While fighting the coronavirus pandemic should be of our utmost priority, this year has seen the disease of addiction thriving as well. In fact, one might say there is another epidemic that must be made known. This epidemic has been raging across the United States for several years, with its death toll only continuing to climb. This is the overdose epidemic.
Overdose Deaths Climb to Record Levels
The CDC’s National Center for Health Statistics found that this last year broke the record for annual drug overdose deaths in the United States. Over 100,000 people lost their lives from alcohol and drug overdoses in 2021 — nearly a 30% increase from the 78,000 lives lost from overdose in 2020.
Conversations regarding mental health and drug use have come a long way in the last several years, but stigma still exists around discussing these topics. Drug overdose deaths are absolutely avoidable and can be prevented with proper education and access to addiction and mental health treatment.
The stigma and stereotypes around drugs and the people who use them contribute to the rise in overdose deaths. It is essential that we work to promote harm reduction education and provide necessary tools and resources to individuals that struggle with addiction and substance use to avoid overdose deaths.
One of the most important things to understand about overdose statistics is that overdoses account for several different experiences. The most widely known definition of overdose is when a person takes more than a normal, or more than the recommended, amount of a certain substance.
When a person takes too much of a certain substance on purpose, this is considered an intentional overdose. Sadly, many intentional overdoses occur because drug users feel overwhelmed or helpless, with no hope for the future.
Unintentional Overdose Risks
Overdose can also occur when a person unknowingly uses tainted or contaminated drugs, containing toxic adulterants or stronger drugs like fentanyl. Fentanyl is a synthetic opioid used to manage severe pain in legitimate medical settings, such as surgical environments or during cancer treatments. Illicit fentanyl, on the other hand, is often manufactured in China and shipped to the United States through Mexico, and is being used to increase the potency of other illicit drugs. Illicit fentanyl itself is potent and cheap, which motivates drug dealers to use it to cut other illicit streets drugs and, in turn, make a bigger profit off of their sales.
Overdoses from tainted drugs are typically considered accidental or unintentional. Even if a person is willingly using illicit substances, most people are not doing so with the intent to consume a tainted drug. Society and the media portray these types of overdose deaths in an incredibly negative light as if it is the fault of the drug user to know that they were consuming a tainted drug. In reality, the perpetrator is the untruthful drug dealer.
Overdose Prevention Strategies
It is essential that our nation works together to address the root causes of overdose while providing the necessary tools and resources that are available to everyone and anyone to fight the overdose epidemic.

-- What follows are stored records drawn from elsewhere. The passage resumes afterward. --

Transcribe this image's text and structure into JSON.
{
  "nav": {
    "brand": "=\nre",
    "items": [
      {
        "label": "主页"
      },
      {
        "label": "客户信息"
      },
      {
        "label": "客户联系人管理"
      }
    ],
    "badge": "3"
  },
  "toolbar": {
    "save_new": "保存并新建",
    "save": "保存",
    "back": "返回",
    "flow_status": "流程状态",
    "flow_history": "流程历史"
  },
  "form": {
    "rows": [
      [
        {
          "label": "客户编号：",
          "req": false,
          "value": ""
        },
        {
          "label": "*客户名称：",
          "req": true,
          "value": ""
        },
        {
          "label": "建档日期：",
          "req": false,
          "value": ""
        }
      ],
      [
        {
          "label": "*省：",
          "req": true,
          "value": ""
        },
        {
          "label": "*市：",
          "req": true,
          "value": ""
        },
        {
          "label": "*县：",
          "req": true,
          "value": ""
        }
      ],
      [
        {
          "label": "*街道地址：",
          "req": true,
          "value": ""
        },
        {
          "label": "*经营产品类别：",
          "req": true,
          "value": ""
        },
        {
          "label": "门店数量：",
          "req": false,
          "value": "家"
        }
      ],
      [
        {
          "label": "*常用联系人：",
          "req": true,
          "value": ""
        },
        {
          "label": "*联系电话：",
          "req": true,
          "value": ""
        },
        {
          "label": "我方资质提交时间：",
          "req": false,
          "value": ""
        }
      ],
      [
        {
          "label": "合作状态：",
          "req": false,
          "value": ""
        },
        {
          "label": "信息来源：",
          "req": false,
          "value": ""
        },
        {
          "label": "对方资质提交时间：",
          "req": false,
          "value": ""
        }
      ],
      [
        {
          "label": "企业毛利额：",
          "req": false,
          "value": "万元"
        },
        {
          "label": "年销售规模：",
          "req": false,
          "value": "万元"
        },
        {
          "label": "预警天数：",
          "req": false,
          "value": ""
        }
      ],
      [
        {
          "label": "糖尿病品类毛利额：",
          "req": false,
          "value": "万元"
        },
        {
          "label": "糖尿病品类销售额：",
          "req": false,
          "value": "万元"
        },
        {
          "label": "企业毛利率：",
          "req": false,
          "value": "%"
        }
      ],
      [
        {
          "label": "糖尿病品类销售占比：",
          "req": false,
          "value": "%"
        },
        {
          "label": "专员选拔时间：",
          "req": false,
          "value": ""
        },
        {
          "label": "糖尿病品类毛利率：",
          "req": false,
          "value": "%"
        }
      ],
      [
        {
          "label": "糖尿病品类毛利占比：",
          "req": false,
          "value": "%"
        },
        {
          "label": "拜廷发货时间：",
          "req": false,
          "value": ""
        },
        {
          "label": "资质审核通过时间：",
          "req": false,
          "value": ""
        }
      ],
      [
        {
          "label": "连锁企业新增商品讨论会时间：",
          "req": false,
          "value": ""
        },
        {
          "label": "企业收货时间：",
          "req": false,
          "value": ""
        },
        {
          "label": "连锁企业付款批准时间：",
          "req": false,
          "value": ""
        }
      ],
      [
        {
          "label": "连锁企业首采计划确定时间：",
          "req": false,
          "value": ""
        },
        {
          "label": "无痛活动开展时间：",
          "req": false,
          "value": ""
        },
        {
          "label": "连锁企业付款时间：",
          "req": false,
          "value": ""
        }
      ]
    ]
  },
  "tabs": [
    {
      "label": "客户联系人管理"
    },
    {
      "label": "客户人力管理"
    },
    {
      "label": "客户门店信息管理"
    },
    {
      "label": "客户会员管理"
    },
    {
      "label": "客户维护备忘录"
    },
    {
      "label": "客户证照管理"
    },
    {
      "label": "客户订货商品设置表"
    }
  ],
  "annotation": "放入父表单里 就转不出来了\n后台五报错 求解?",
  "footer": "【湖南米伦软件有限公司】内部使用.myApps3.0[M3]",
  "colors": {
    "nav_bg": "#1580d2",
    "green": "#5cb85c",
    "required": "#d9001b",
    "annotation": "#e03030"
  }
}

A few of these overdose prevention strategies include primary prevention, harm reduction, access to and availability of evidence-based treatment, and recovery support.
- Primary prevention involves working to prevent substance use disorders and addiction from occurring. Some strategies include:
- Access to proper education regarding the consequences of drug use, risk factors for addiction, and harm reduction tools
- Investing in community resources to prevent substance-related harms
- Increasing access to effective pain management tools to reduce mental health suffering and dependence on opioids
- Promoting responsible use of prescription medications
- Harm reduction involves promoting health, regardless of whether a person uses drugs. Some strategies include:
- Increasing the availability of harm-reduction services
- Increasing the quality of harm-reduction services
- Promoting safer drug use
- Reducing stigma associated with substance use, substance users, and overdose
- Evidence-based treatment involves reducing any barriers that limit people from accessing effective treatment for mental health distress or substance use. Some strategies include:
- Reducing cultural or societal stigmas
- Advancing treatment strategies to improve engagement and retention
- Developing new and useful therapeutic approaches
- Making treatment more appealing for those who need it
- Making treatment easier to access
- Recovery support involves engagement and motivation for those that experience treatment and choose recovery. Recovery support includes:
- Increasing quality of services
- Integrating recovery support services into daily life
- Supporting the recovery workforce
- Expanding access to affordable and effective support services
- Developing different stages of recovery for those in life-long recovery
Everyone is familiar with the coronavirus pandemic, but what about the overdose epidemic? Sadly, the year 2021 broke the record for the most annual drug overdoses. Drug overdose deaths are becoming more and more common every year. It is essential that our nation works together to discuss the root causes of drug overdose and find valuable ways to reduce overdose deaths moving forward. SoCal Mental Health understands that there is still a stigma in society about people with mental illness or people that use substances. We are a mental health treatment center that works to actively fight these stigmas. We acknowledge how crippling mental health distress can be, and want to support and guide you as you work to find mental clarity and peace. We offer several different services to help personalize your treatment experience, even when addiction or substance use plays a factor. Call SoCal today to learn more (949) 502-2041.